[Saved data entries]
━━━

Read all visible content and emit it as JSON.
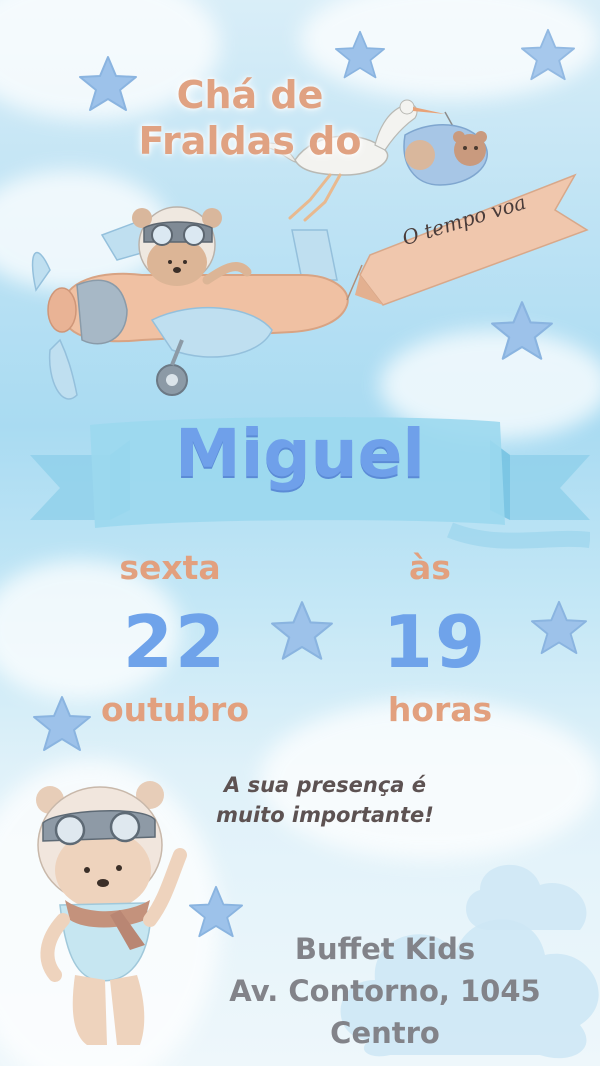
{
  "invitation": {
    "title_line1": "Chá de",
    "title_line2": "Fraldas do",
    "banner_text": "O tempo voa",
    "name": "Miguel",
    "day_of_week": "sexta",
    "day_number": "22",
    "month": "outubro",
    "time_prefix": "às",
    "hour_number": "19",
    "hour_label": "horas",
    "message_line1": "A sua presença é",
    "message_line2": "muito importante!",
    "venue_line1": "Buffet Kids",
    "venue_line2": "Av. Contorno, 1045",
    "venue_line3": "Centro"
  },
  "colors": {
    "peach": "#dc9b7c",
    "blue": "#6fa0ea",
    "gray": "#828389",
    "sky": "#a9dbf2"
  },
  "icons": [
    "star-icon",
    "airplane-icon",
    "bear-icon",
    "stork-icon",
    "cloud-icon",
    "ribbon-icon"
  ]
}
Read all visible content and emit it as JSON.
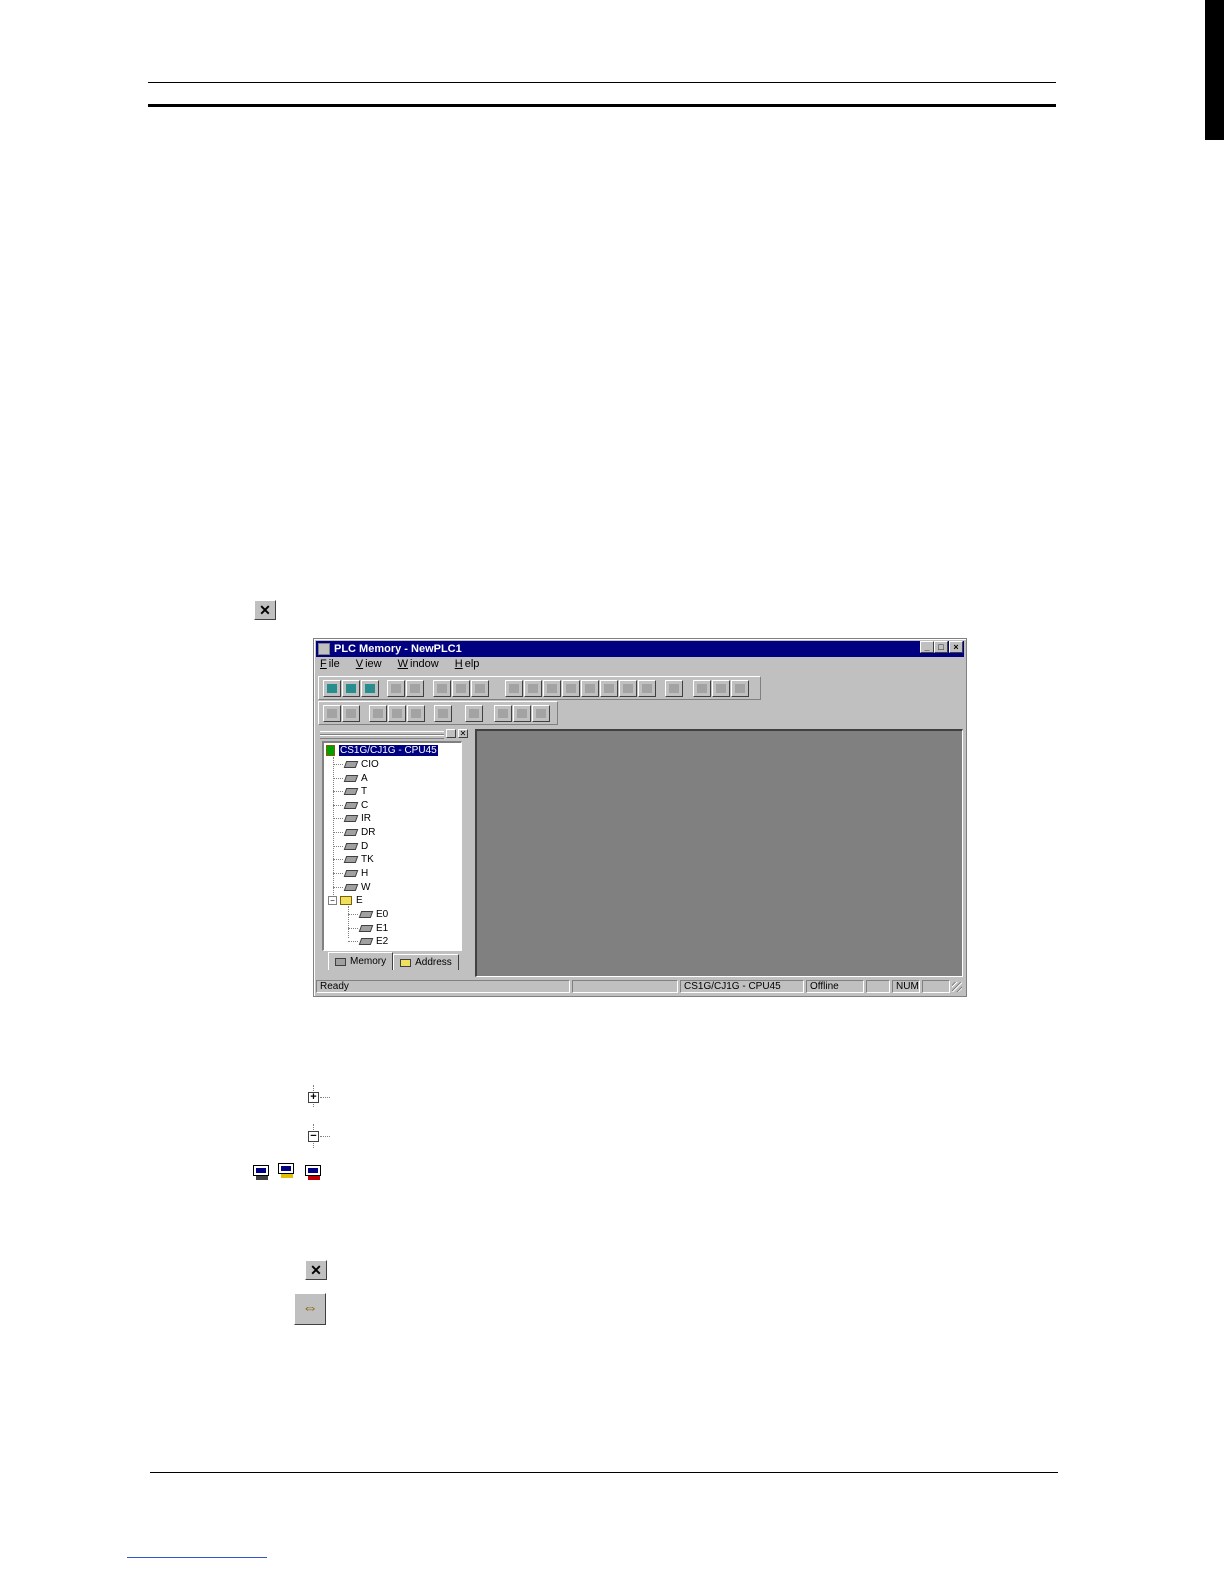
{
  "window": {
    "title": "PLC Memory - NewPLC1",
    "controls": [
      "_",
      "□",
      "×"
    ]
  },
  "menu": [
    {
      "label": "File",
      "accel": "F",
      "rest": "ile"
    },
    {
      "label": "View",
      "accel": "V",
      "rest": "iew"
    },
    {
      "label": "Window",
      "accel": "W",
      "rest": "indow"
    },
    {
      "label": "Help",
      "accel": "H",
      "rest": "elp"
    }
  ],
  "tree": {
    "root": "CS1G/CJ1G - CPU45",
    "areas": [
      "CIO",
      "A",
      "T",
      "C",
      "IR",
      "DR",
      "D",
      "TK",
      "H",
      "W"
    ],
    "folder": "E",
    "folder_children": [
      "E0",
      "E1",
      "E2"
    ]
  },
  "tabs": {
    "memory": "Memory",
    "address": "Address"
  },
  "status": {
    "ready": "Ready",
    "device": "CS1G/CJ1G - CPU45",
    "mode": "Offline",
    "num": "NUM"
  },
  "icons": {
    "close": "close-x-icon",
    "expand": "tree-expand-icon",
    "collapse": "tree-collapse-icon",
    "connection": "pc-connection-icons",
    "close_button": "close-x-icon",
    "layout": "horizontal-layout-icon"
  },
  "glyphs": {
    "x": "✕",
    "plus": "+",
    "minus": "−",
    "layout": "⇔"
  }
}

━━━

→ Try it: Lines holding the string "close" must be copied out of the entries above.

→ Answer to the exercise:
    "close": "close-x-icon",
    "close_button": "close-x-icon",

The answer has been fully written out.